After more than 20 years of organization strategies consulting, I believe the same three challenges plague traditional organization design:
1. Design decisions are not linked to human behavior.
2. Design solutions are focused primarily on the individual.
3. Design ignores the power of horizontal networks.
The first fundamental gap in the existing models is that they do not clearly link the big, macro decisions that happen at the system level of an organization to the individual and group behaviors that result. Today we talk about organizations’ ecosystems and platforms, strategy and transactions, and the operating models and capabilities needed for future success.
Organizational Design Challenges: Too Many Chefs…

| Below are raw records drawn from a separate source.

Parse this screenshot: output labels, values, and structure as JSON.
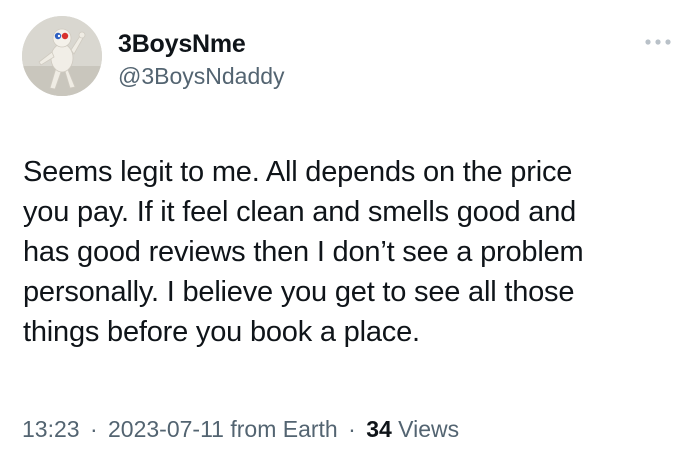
{
  "author": {
    "display_name": "3BoysNme",
    "handle": "@3BoysNdaddy",
    "avatar_icon": "figure-avatar-icon"
  },
  "tweet": {
    "text": "Seems legit to me. All depends on the price\nyou pay. If it feel clean and smells good and\nhas good reviews then I don’t see a problem\npersonally. I believe you get to see all those\nthings before you book a place."
  },
  "meta": {
    "time": "13:23",
    "separator": "·",
    "date": "2023-07-11",
    "source": "from Earth",
    "views_count": "34",
    "views_label": "Views"
  },
  "icons": {
    "more": "more-options-icon"
  },
  "colors": {
    "text": "#0f1419",
    "secondary": "#536471",
    "background": "#ffffff"
  }
}
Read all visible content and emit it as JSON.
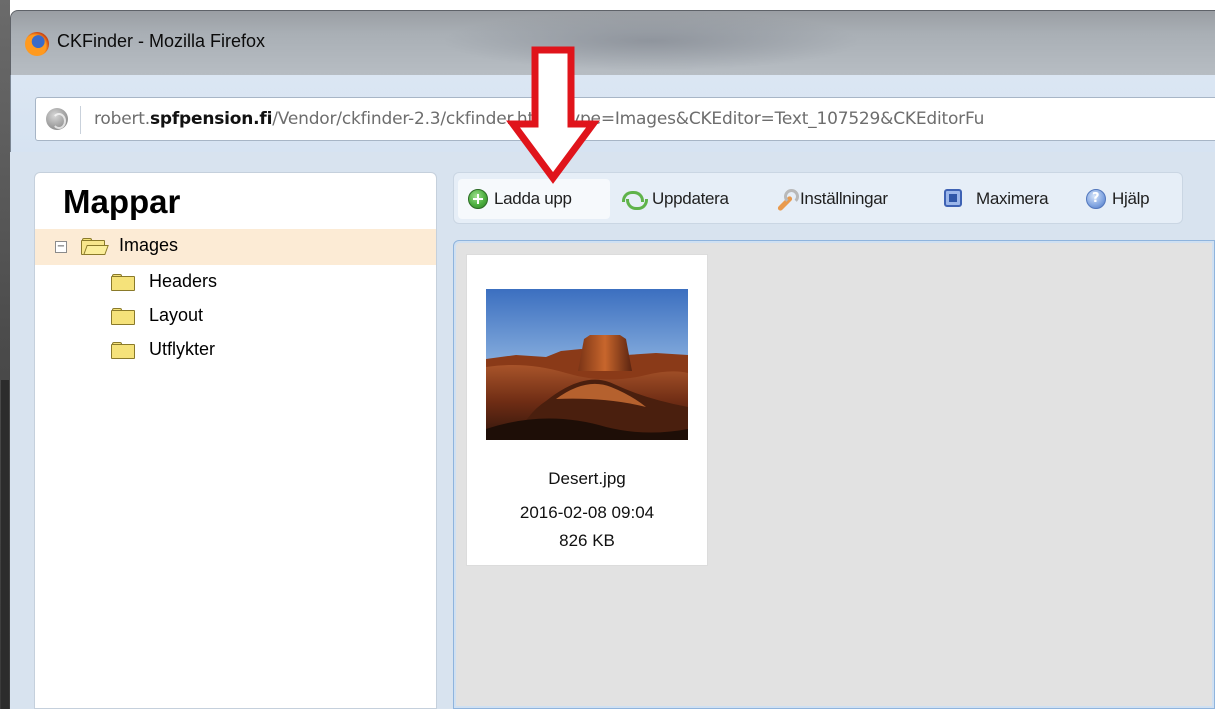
{
  "window": {
    "title": "CKFinder - Mozilla Firefox"
  },
  "address_bar": {
    "url_prefix": "robert.",
    "url_domain": "spfpension.fi",
    "url_rest": "/Vendor/ckfinder-2.3/ckfinder.html?type=Images&CKEditor=Text_107529&CKEditorFu"
  },
  "folders_panel": {
    "title": "Mappar",
    "tree": [
      {
        "label": "Images",
        "expanded": true,
        "selected": true,
        "level": 0
      },
      {
        "label": "Headers",
        "level": 1
      },
      {
        "label": "Layout",
        "level": 1
      },
      {
        "label": "Utflykter",
        "level": 1
      }
    ]
  },
  "toolbar": {
    "upload_label": "Ladda upp",
    "refresh_label": "Uppdatera",
    "settings_label": "Inställningar",
    "maximize_label": "Maximera",
    "help_label": "Hjälp"
  },
  "files": [
    {
      "name": "Desert.jpg",
      "date": "2016-02-08 09:04",
      "size": "826 KB"
    }
  ],
  "colors": {
    "annotation_arrow": "#e0141b",
    "selected_row": "#fcebd5",
    "files_area": "#e2e2e2"
  },
  "icons": {
    "upload": "add-circle-icon",
    "refresh": "refresh-arrows-icon",
    "settings": "wrench-icon",
    "maximize": "maximize-icon",
    "help": "help-icon"
  }
}
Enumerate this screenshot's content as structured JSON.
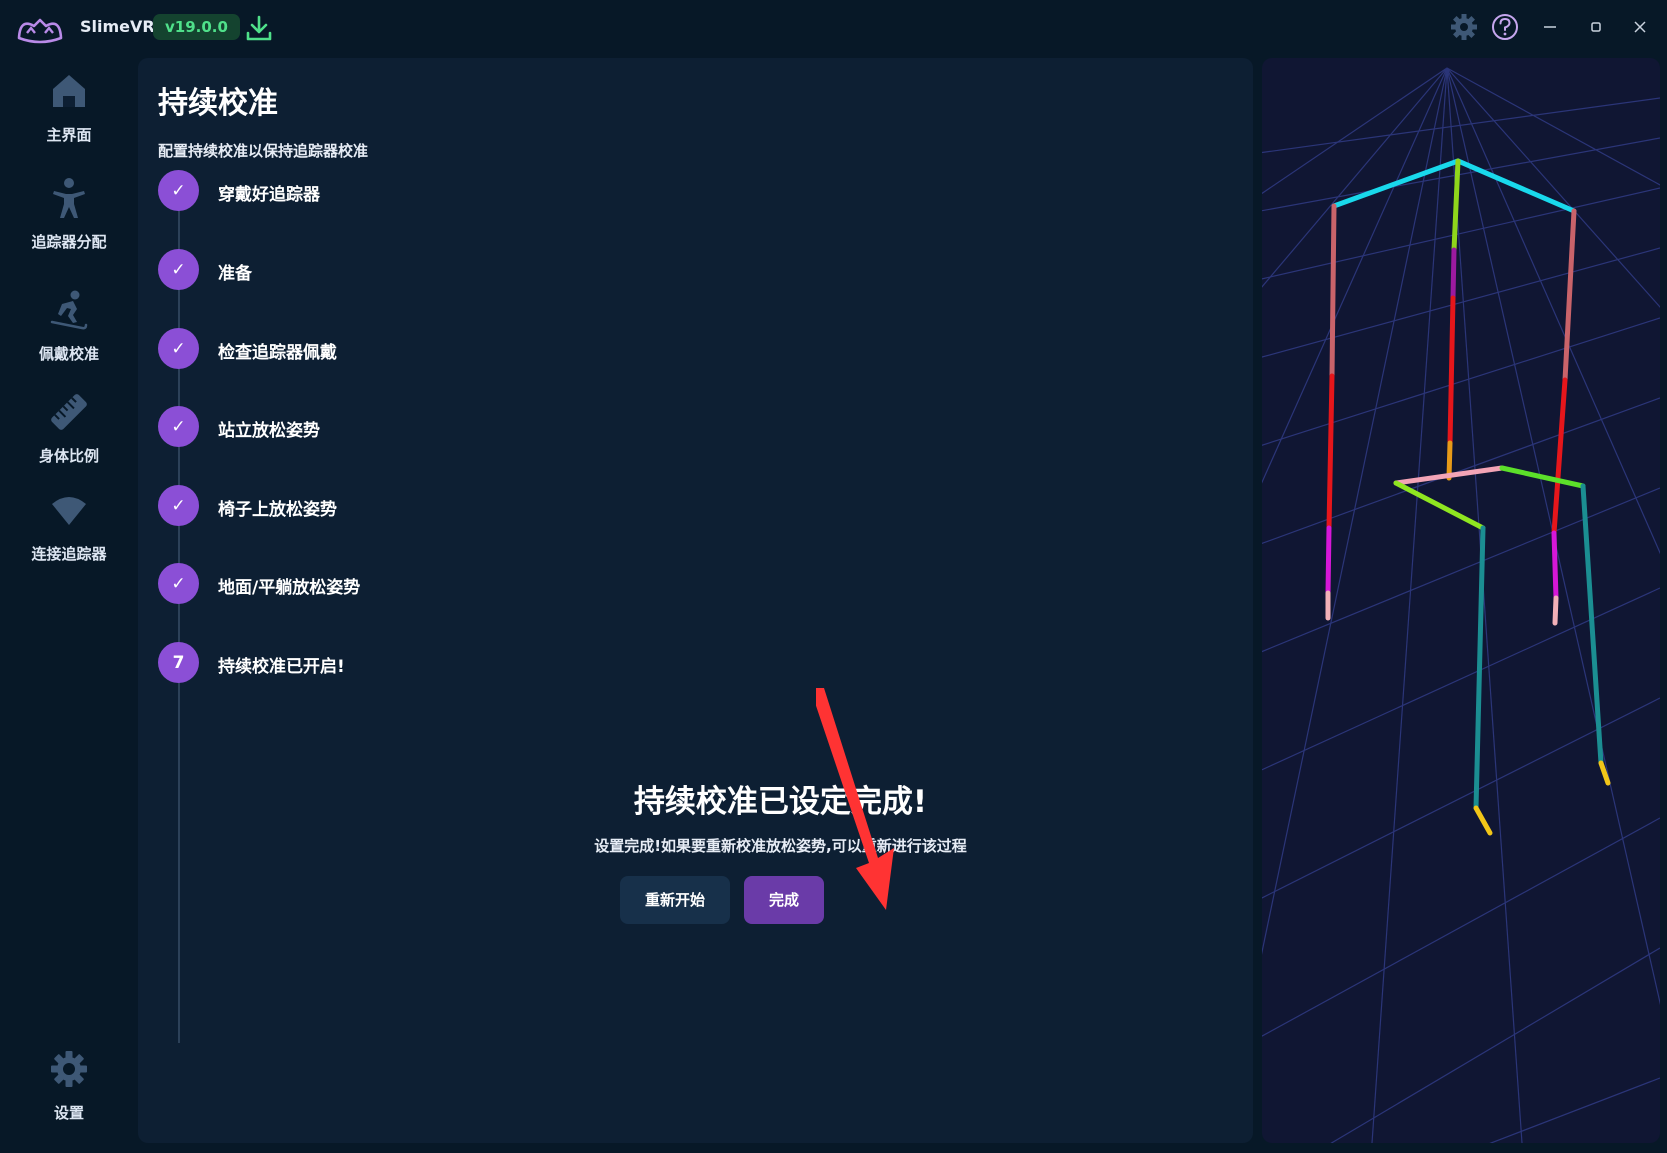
{
  "app": {
    "name": "SlimeVR",
    "version": "v19.0.0"
  },
  "sidebar": {
    "items": [
      {
        "label": "主界面",
        "icon": "home-icon"
      },
      {
        "label": "追踪器分配",
        "icon": "person-icon"
      },
      {
        "label": "佩戴校准",
        "icon": "skier-icon"
      },
      {
        "label": "身体比例",
        "icon": "ruler-icon"
      },
      {
        "label": "连接追踪器",
        "icon": "wifi-icon"
      }
    ],
    "settings_label": "设置"
  },
  "main": {
    "title": "持续校准",
    "subtitle": "配置持续校准以保持追踪器校准",
    "steps": [
      {
        "label": "穿戴好追踪器",
        "marker": "✓"
      },
      {
        "label": "准备",
        "marker": "✓"
      },
      {
        "label": "检查追踪器佩戴",
        "marker": "✓"
      },
      {
        "label": "站立放松姿势",
        "marker": "✓"
      },
      {
        "label": "椅子上放松姿势",
        "marker": "✓"
      },
      {
        "label": "地面/平躺放松姿势",
        "marker": "✓"
      },
      {
        "label": "持续校准已开启!",
        "marker": "7"
      }
    ],
    "done_title": "持续校准已设定完成!",
    "done_description": "设置完成!如果要重新校准放松姿势,可以重新进行该过程",
    "restart_button": "重新开始",
    "done_button": "完成"
  },
  "colors": {
    "accent": "#8b4fd6",
    "done_button": "#6a3ba8",
    "version_text": "#4fe08a",
    "annotation_arrow": "#ff3333"
  }
}
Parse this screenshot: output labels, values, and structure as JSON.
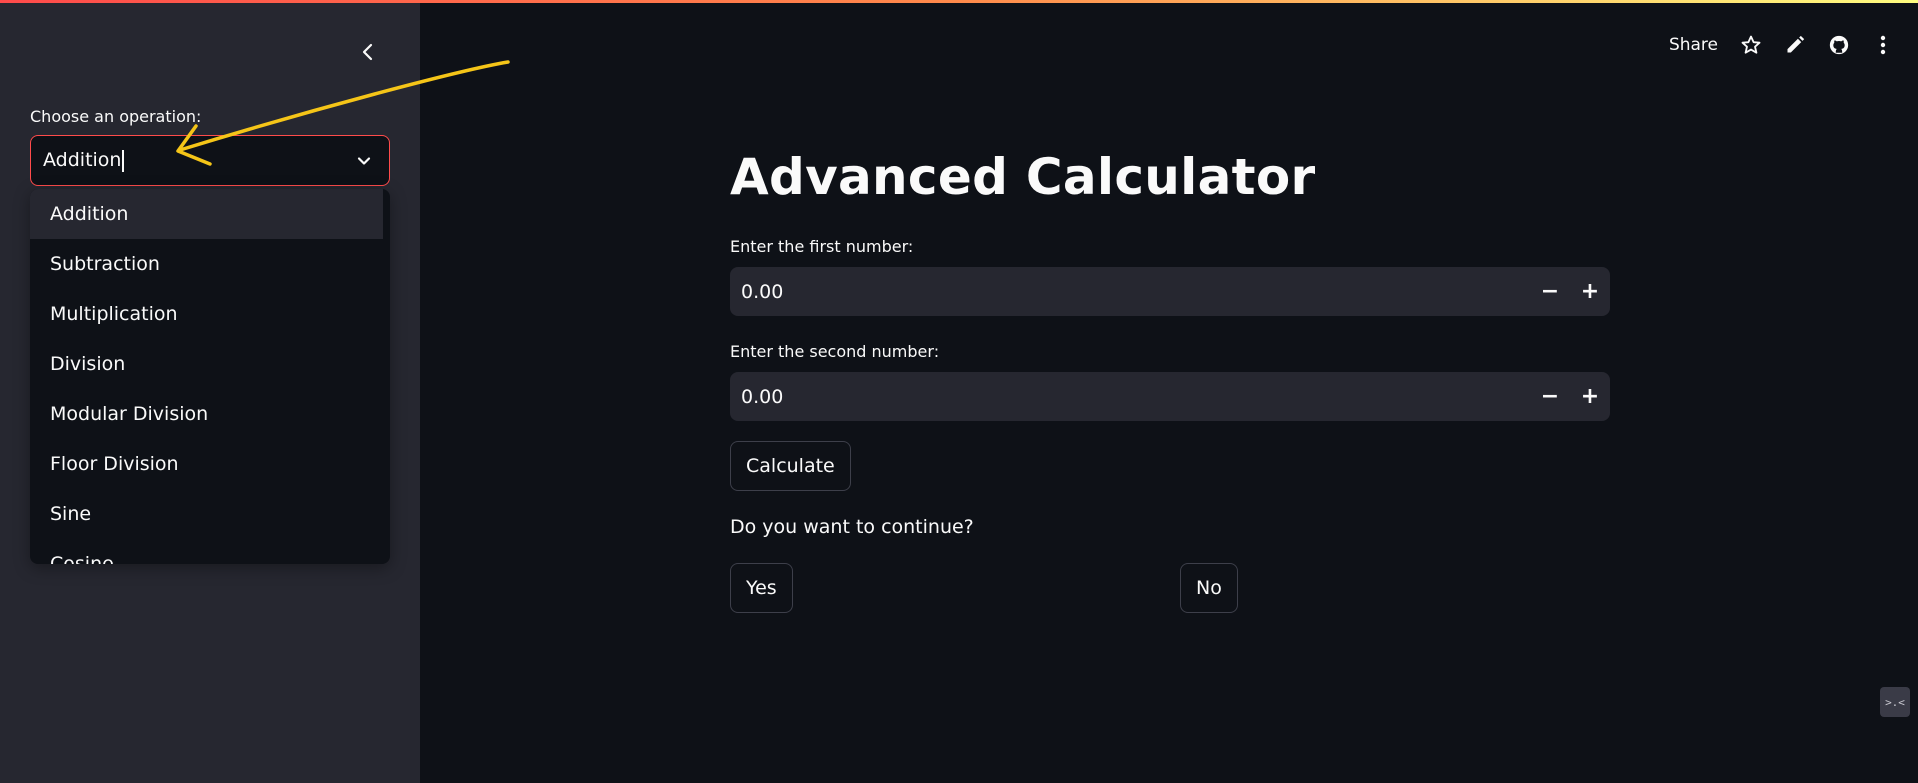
{
  "sidebar": {
    "operation_label": "Choose an operation:",
    "selected": "Addition",
    "options": [
      "Addition",
      "Subtraction",
      "Multiplication",
      "Division",
      "Modular Division",
      "Floor Division",
      "Sine",
      "Cosine"
    ]
  },
  "header": {
    "share_label": "Share",
    "icons": [
      "star-icon",
      "pencil-icon",
      "github-icon",
      "more-vertical-icon"
    ]
  },
  "main": {
    "title": "Advanced Calculator",
    "first_label": "Enter the first number:",
    "first_value": "0.00",
    "second_label": "Enter the second number:",
    "second_value": "0.00",
    "minus": "−",
    "plus": "+",
    "calculate_label": "Calculate",
    "continue_question": "Do you want to continue?",
    "yes_label": "Yes",
    "no_label": "No"
  },
  "colors": {
    "background": "#0e1117",
    "sidebar": "#262730",
    "accent": "#ff4b4b",
    "annotation": "#f5c518"
  }
}
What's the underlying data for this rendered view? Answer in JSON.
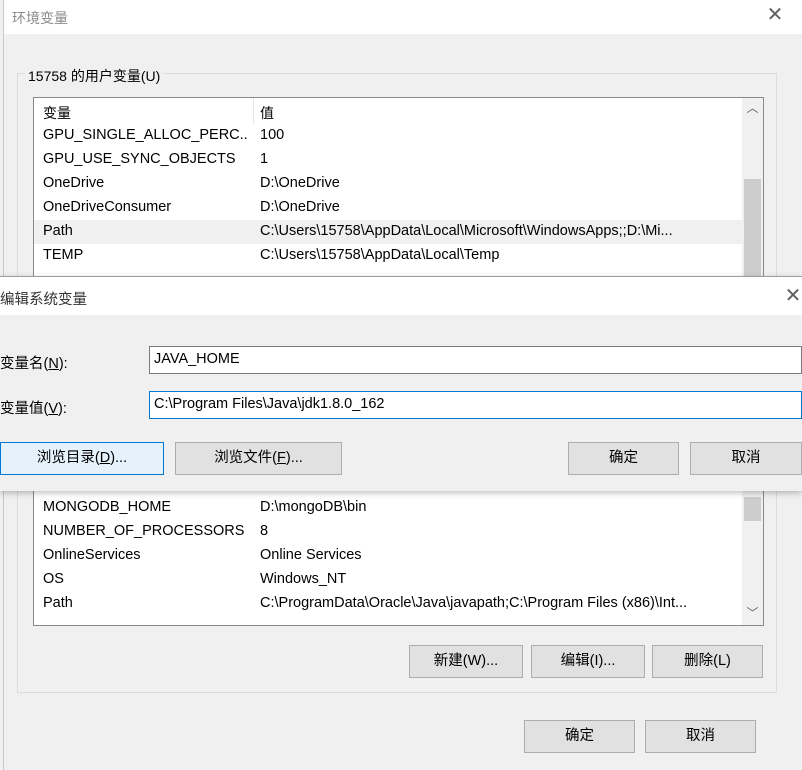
{
  "env_dialog": {
    "title": "环境变量",
    "user_group_title": "15758 的用户变量(U)",
    "user_list": {
      "col_name": "变量",
      "col_value": "值",
      "rows": [
        {
          "name": "GPU_SINGLE_ALLOC_PERC...",
          "value": "100"
        },
        {
          "name": "GPU_USE_SYNC_OBJECTS",
          "value": "1"
        },
        {
          "name": "OneDrive",
          "value": "D:\\OneDrive"
        },
        {
          "name": "OneDriveConsumer",
          "value": "D:\\OneDrive"
        },
        {
          "name": "Path",
          "value": "C:\\Users\\15758\\AppData\\Local\\Microsoft\\WindowsApps;;D:\\Mi..."
        },
        {
          "name": "TEMP",
          "value": "C:\\Users\\15758\\AppData\\Local\\Temp"
        }
      ],
      "selected_row": 4
    },
    "system_list": {
      "rows": [
        {
          "name": "MONGODB_HOME",
          "value": "D:\\mongoDB\\bin"
        },
        {
          "name": "NUMBER_OF_PROCESSORS",
          "value": "8"
        },
        {
          "name": "OnlineServices",
          "value": "Online Services"
        },
        {
          "name": "OS",
          "value": "Windows_NT"
        },
        {
          "name": "Path",
          "value": "C:\\ProgramData\\Oracle\\Java\\javapath;C:\\Program Files (x86)\\Int..."
        }
      ]
    },
    "buttons": {
      "new": "新建(W)...",
      "edit": "编辑(I)...",
      "delete": "删除(L)",
      "ok": "确定",
      "cancel": "取消"
    }
  },
  "edit_dialog": {
    "title": "编辑系统变量",
    "name_label_pre": "变量名(",
    "name_label_key": "N",
    "name_label_post": "):",
    "value_label_pre": "变量值(",
    "value_label_key": "V",
    "value_label_post": "):",
    "name_value": "JAVA_HOME",
    "value_value": "C:\\Program Files\\Java\\jdk1.8.0_162",
    "buttons": {
      "browse_dir_pre": "浏览目录(",
      "browse_dir_key": "D",
      "browse_dir_post": ")...",
      "browse_file_pre": "浏览文件(",
      "browse_file_key": "F",
      "browse_file_post": ")...",
      "ok": "确定",
      "cancel": "取消"
    }
  },
  "icons": {
    "close": "close-icon",
    "scroll_up": "chevron-up-icon",
    "scroll_down": "chevron-down-icon"
  }
}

In addition to the chief executive officer, we have chief strategy officers, chief transformation officers, and various business unit heads. Then, in a totally separate part of the company, we talk about workforce experience and employer brand, incentives and rewards, and hiring and retaining for the workforce of the future. Often these issues are relegated to the chief human resource officer, the chief diversity officer, or some similar title, like chief impact officer or chief people officer.
In Too Many Kitchens
These conversations occur in separate silos, as if they are completely unrelated to one another, but they are actually one and the same. The choices made on how to set up an executive team, their roles, and their accountability for profits have a direct and predictable impact on how middle managers feel and how frontline workers act. We need to use these insights early and often to create an environment where an understanding of human behavior is at the center of the design.
Bringing It All Together
Through my experience advising dozens of CEOs and hundreds of executives and team leaders on the topic of organization design, I developed the Peopletecture model to resolve these organization design issues. I teach this method in my new book: Strategies for Organization Design: Using the Peopletecture Model to Improve Collaboration and Performance. In the book, you’ll learn to:
- Accelerate organizational transformation in a data-driven and evidence-based way
- Make your organization’s work mean and matter more to the people doing it
- Use insights drawn from network science, human motivation, behavioral economics, and organization theory to drive meaningful collaboration
I would love to hear from you regarding your own organizational design challenges or other professional situations, so please email me at firstname.lastname@example.org.
Order Strategies for Organization Design at your favorite bookseller: